TASK OBJECTIVE: What you return should be the lines of the data containing "Points", each in full.

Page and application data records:
....

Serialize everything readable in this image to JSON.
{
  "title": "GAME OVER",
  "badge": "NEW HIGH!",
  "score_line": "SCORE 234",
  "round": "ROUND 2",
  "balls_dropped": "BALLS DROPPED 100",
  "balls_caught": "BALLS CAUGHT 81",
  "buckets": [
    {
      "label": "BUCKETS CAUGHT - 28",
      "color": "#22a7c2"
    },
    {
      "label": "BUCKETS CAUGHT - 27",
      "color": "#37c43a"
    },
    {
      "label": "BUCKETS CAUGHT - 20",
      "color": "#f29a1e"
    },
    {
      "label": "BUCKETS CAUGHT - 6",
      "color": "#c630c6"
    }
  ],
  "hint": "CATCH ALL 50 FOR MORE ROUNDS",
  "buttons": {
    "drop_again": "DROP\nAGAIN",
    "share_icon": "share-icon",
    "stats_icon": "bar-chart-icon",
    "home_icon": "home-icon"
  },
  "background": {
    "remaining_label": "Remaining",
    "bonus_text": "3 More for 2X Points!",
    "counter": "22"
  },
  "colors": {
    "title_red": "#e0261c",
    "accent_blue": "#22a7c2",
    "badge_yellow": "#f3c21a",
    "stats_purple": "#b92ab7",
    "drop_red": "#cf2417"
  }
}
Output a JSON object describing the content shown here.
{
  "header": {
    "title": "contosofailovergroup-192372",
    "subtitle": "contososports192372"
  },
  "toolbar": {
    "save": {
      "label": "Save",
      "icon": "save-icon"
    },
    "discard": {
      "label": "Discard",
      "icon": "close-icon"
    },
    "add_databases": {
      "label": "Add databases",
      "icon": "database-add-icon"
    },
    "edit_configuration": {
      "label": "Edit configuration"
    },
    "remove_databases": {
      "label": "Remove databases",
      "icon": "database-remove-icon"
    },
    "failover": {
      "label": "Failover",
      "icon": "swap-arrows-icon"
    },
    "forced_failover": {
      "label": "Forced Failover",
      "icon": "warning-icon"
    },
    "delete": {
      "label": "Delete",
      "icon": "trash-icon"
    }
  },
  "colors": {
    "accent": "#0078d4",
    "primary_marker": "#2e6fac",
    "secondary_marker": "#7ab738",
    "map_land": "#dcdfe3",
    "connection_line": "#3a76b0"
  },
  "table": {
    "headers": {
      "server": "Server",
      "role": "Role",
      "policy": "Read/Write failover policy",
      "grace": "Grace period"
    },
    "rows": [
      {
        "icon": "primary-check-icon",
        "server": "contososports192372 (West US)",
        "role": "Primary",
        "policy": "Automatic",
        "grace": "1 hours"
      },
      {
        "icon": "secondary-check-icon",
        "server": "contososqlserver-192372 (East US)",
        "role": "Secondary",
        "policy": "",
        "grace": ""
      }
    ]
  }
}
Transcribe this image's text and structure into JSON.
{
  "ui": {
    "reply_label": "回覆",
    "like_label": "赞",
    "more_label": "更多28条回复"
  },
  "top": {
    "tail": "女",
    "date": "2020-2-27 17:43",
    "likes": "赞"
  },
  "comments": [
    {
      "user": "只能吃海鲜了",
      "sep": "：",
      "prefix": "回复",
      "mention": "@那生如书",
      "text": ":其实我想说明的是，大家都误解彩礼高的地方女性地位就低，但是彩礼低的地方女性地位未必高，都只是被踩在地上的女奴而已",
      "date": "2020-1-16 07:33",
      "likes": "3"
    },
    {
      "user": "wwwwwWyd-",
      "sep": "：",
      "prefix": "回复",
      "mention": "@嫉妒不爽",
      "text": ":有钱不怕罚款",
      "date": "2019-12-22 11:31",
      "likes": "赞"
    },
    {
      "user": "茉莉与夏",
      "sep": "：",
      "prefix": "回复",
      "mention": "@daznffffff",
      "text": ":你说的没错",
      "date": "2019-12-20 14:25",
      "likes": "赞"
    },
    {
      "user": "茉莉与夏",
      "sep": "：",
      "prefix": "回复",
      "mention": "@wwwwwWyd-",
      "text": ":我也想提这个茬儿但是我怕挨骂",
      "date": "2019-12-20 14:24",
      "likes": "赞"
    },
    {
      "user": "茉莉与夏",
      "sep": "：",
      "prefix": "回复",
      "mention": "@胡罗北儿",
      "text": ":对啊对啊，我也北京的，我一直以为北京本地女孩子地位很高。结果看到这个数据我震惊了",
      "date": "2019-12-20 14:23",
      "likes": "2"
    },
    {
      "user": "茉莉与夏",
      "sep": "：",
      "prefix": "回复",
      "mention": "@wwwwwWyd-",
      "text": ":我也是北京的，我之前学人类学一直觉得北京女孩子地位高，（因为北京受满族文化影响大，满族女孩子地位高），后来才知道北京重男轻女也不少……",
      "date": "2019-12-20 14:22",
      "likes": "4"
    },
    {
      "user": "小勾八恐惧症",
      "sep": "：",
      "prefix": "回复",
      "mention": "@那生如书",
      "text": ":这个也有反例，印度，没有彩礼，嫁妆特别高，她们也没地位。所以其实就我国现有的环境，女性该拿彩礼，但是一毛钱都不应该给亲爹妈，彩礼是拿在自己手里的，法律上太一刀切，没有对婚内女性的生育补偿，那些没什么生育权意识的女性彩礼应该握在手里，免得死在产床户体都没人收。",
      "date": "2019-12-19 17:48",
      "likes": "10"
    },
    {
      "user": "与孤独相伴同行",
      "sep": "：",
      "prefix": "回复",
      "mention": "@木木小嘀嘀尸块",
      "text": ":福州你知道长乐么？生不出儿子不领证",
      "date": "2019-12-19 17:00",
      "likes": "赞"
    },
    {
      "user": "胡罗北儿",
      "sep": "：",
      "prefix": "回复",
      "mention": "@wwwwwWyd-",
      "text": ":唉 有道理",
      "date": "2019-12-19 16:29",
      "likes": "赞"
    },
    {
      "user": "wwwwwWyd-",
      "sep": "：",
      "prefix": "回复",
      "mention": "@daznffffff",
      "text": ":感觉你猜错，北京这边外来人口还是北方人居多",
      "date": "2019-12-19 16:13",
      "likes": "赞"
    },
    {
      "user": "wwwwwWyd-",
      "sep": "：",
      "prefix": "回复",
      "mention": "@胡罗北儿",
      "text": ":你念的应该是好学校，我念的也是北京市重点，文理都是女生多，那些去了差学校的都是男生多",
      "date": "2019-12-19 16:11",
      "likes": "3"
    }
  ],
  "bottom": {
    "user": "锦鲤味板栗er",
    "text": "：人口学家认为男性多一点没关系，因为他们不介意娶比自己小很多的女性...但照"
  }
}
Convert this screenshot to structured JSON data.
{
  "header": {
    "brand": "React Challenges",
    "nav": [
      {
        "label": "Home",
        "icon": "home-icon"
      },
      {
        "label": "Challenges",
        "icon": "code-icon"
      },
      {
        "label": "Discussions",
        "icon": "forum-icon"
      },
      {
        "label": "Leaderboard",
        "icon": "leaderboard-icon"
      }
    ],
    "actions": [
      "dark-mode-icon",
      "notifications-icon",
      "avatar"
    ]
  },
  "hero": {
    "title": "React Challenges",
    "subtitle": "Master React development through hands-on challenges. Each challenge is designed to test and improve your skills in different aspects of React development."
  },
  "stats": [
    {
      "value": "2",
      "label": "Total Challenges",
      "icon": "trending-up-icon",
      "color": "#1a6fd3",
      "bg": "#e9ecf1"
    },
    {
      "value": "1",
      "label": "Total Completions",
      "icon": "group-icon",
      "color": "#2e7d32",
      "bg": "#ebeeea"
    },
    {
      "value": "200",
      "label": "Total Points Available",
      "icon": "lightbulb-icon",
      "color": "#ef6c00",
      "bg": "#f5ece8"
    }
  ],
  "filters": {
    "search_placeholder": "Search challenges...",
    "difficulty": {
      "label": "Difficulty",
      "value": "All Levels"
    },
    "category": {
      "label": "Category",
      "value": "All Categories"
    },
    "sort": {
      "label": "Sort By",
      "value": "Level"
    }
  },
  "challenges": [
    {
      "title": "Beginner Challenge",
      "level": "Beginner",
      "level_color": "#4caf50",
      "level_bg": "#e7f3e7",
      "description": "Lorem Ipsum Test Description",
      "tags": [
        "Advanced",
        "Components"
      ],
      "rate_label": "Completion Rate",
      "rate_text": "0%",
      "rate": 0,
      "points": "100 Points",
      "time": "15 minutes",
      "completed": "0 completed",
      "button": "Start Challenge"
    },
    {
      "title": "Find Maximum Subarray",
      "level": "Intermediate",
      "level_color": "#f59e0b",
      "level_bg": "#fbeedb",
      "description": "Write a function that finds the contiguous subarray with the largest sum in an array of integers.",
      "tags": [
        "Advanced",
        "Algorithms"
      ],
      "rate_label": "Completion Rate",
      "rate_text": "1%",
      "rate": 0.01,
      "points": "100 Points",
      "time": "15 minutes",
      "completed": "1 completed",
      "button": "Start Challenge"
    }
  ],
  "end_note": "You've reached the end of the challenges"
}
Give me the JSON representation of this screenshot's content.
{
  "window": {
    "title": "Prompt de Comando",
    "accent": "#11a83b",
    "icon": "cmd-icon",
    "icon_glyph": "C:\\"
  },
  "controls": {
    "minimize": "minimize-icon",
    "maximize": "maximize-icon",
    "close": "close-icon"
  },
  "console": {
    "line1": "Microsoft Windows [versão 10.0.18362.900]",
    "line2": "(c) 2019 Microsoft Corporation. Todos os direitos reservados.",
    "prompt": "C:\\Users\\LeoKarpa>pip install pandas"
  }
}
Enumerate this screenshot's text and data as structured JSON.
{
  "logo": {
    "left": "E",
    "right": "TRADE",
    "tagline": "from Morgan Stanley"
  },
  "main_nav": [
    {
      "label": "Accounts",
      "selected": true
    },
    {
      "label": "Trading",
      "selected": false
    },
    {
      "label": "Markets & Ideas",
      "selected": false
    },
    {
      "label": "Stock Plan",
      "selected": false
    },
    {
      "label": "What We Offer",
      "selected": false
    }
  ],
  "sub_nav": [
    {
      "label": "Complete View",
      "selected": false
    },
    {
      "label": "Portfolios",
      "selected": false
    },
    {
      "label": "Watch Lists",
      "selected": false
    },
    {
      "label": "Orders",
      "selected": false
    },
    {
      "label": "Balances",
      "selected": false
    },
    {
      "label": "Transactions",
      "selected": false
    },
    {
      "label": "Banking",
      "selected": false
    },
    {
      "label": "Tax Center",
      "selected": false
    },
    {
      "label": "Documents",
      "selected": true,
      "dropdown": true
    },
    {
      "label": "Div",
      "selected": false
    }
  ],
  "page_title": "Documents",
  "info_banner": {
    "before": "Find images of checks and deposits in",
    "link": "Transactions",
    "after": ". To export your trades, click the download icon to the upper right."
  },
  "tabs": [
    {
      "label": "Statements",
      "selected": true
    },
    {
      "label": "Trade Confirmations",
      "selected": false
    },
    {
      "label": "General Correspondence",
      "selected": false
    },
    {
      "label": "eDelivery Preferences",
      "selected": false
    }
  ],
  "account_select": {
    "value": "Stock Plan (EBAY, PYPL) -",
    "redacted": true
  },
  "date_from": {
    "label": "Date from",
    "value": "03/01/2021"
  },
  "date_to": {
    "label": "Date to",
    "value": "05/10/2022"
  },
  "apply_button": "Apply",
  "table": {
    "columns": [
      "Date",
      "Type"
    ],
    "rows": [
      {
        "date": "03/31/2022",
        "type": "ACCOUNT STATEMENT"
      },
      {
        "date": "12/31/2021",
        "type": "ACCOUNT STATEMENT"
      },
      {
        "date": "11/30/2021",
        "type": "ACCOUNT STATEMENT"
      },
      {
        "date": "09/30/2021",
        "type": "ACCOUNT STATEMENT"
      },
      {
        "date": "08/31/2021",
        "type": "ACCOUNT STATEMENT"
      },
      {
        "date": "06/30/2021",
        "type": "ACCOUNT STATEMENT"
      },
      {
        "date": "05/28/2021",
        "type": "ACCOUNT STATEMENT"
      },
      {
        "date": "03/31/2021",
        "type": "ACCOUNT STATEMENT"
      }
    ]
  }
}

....

RESULT:
    "bonus_text": "3 More for 2X Points!",
      "label": "Total Points Available",
      "points": "100 Points",
      "points": "100 Points",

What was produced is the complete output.